## WHAT IS EXPECTED
Across the listing below, count the lines containing "kind". Give nothing but the number.

## PROVIDED DATA
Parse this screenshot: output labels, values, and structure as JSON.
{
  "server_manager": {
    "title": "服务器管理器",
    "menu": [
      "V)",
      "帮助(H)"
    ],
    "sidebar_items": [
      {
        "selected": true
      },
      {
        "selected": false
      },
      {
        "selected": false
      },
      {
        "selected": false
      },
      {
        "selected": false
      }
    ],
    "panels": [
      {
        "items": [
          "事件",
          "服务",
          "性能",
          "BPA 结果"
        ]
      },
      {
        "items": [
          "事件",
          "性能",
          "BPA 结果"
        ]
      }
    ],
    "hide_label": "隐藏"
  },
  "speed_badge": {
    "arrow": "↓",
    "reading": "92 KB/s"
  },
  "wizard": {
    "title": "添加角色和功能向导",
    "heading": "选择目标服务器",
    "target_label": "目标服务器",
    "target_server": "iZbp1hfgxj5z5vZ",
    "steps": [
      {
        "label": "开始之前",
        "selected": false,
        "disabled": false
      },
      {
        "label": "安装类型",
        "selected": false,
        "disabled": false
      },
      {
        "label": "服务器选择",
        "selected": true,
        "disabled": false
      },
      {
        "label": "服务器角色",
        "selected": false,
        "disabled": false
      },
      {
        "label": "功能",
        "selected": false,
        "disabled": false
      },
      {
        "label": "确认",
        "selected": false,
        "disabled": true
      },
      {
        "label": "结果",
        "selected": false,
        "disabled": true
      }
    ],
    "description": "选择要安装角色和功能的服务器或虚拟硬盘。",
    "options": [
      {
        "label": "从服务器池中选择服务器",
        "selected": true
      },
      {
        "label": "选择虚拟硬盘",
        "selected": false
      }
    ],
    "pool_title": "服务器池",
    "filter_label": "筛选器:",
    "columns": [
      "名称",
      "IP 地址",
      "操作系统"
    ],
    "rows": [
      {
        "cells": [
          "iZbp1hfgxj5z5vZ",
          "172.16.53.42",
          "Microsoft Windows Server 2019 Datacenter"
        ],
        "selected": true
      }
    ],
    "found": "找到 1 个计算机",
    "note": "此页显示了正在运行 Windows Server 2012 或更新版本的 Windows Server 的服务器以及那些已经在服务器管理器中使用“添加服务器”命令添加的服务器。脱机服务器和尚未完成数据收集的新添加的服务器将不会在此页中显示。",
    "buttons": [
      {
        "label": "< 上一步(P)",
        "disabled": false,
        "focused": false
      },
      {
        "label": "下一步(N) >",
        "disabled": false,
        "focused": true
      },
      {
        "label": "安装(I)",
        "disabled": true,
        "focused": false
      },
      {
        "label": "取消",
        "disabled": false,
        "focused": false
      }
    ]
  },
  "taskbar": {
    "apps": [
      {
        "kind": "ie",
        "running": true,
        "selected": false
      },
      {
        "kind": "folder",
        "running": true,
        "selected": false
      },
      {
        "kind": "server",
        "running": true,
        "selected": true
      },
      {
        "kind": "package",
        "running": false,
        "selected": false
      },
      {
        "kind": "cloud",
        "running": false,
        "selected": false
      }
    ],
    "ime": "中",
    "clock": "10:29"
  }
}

## PROBLEM SOLUTION
5